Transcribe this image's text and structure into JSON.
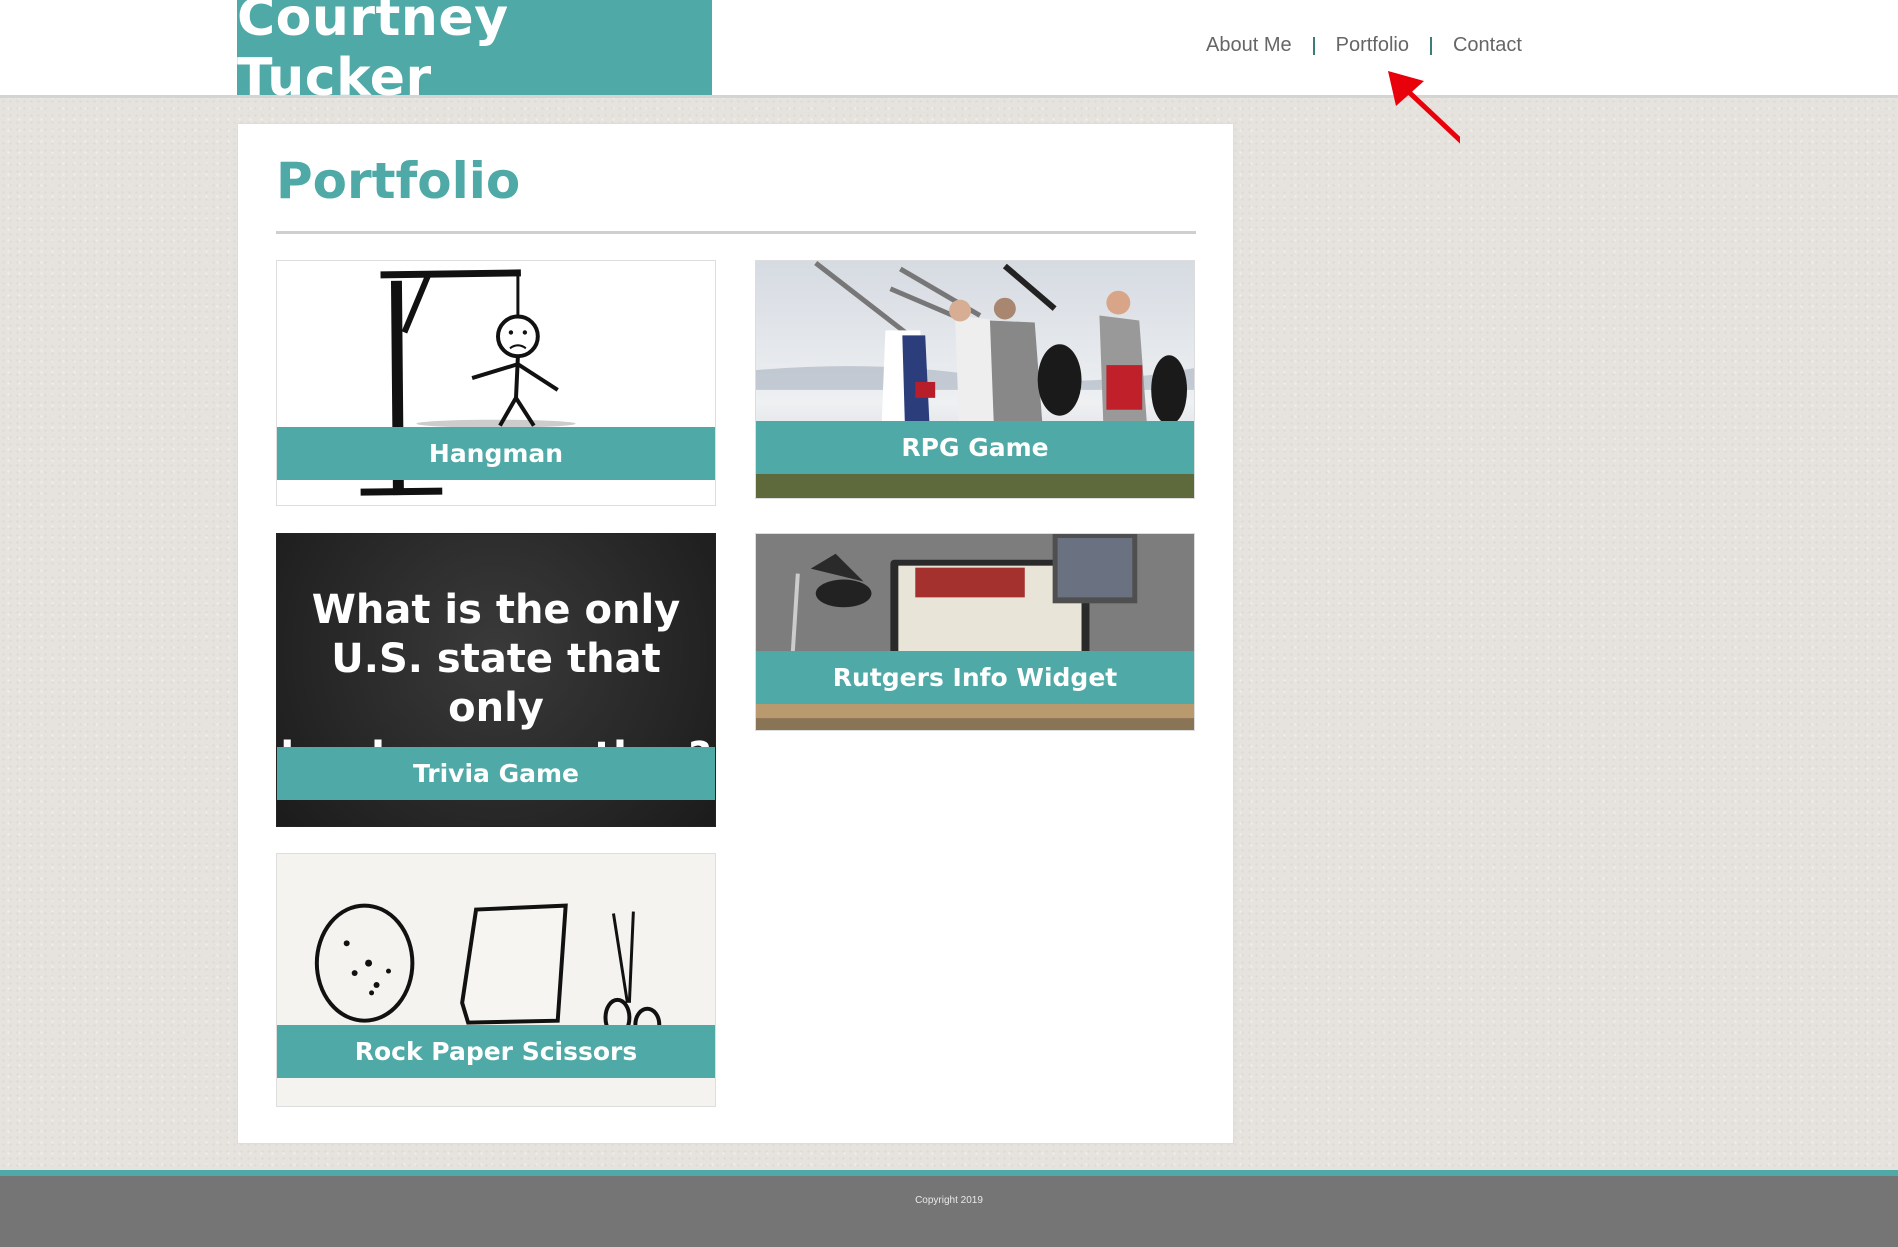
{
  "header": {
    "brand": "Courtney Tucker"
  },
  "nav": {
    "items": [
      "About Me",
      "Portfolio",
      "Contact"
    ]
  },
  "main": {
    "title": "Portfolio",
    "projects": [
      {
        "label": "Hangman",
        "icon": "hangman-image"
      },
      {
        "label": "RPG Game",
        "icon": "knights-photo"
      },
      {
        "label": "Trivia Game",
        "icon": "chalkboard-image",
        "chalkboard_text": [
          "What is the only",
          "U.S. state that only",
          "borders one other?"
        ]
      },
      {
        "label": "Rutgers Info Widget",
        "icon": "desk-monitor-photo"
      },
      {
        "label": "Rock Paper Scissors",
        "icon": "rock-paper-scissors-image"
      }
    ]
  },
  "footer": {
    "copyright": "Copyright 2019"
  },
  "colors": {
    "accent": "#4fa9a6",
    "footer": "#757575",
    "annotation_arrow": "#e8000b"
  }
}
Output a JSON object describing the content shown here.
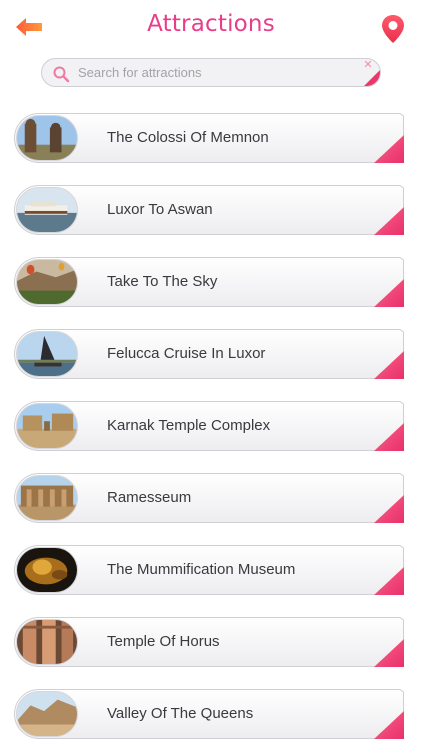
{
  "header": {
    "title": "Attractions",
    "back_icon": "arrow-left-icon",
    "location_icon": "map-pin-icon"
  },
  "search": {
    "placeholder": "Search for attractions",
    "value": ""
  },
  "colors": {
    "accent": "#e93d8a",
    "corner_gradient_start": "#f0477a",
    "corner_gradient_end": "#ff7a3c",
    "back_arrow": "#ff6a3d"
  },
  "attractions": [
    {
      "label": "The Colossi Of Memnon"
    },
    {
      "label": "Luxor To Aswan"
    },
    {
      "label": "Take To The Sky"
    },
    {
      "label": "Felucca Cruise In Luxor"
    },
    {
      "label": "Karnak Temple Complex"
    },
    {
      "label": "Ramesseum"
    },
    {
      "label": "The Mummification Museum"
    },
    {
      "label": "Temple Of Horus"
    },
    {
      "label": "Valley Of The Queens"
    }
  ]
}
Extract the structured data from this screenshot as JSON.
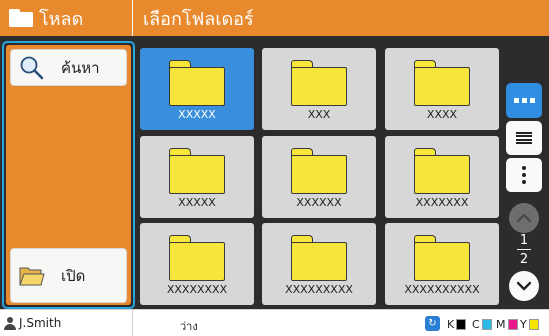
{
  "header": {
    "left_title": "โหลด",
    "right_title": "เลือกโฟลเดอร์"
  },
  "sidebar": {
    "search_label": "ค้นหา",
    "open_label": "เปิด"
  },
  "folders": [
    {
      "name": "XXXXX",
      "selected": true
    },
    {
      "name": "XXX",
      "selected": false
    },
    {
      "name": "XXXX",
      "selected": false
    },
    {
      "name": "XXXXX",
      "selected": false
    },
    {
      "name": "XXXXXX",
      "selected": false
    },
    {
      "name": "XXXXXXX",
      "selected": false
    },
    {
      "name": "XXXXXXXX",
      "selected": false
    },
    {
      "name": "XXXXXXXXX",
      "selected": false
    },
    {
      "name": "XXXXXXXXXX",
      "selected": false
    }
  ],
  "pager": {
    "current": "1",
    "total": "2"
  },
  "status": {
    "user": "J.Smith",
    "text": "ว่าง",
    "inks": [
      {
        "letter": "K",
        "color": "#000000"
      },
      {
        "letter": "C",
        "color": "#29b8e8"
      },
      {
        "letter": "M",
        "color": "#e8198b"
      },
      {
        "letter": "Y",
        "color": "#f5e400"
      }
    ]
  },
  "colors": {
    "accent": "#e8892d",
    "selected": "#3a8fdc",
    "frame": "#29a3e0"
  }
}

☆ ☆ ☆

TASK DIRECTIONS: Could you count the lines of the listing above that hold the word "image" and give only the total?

EXPECTED OUTPUT: 4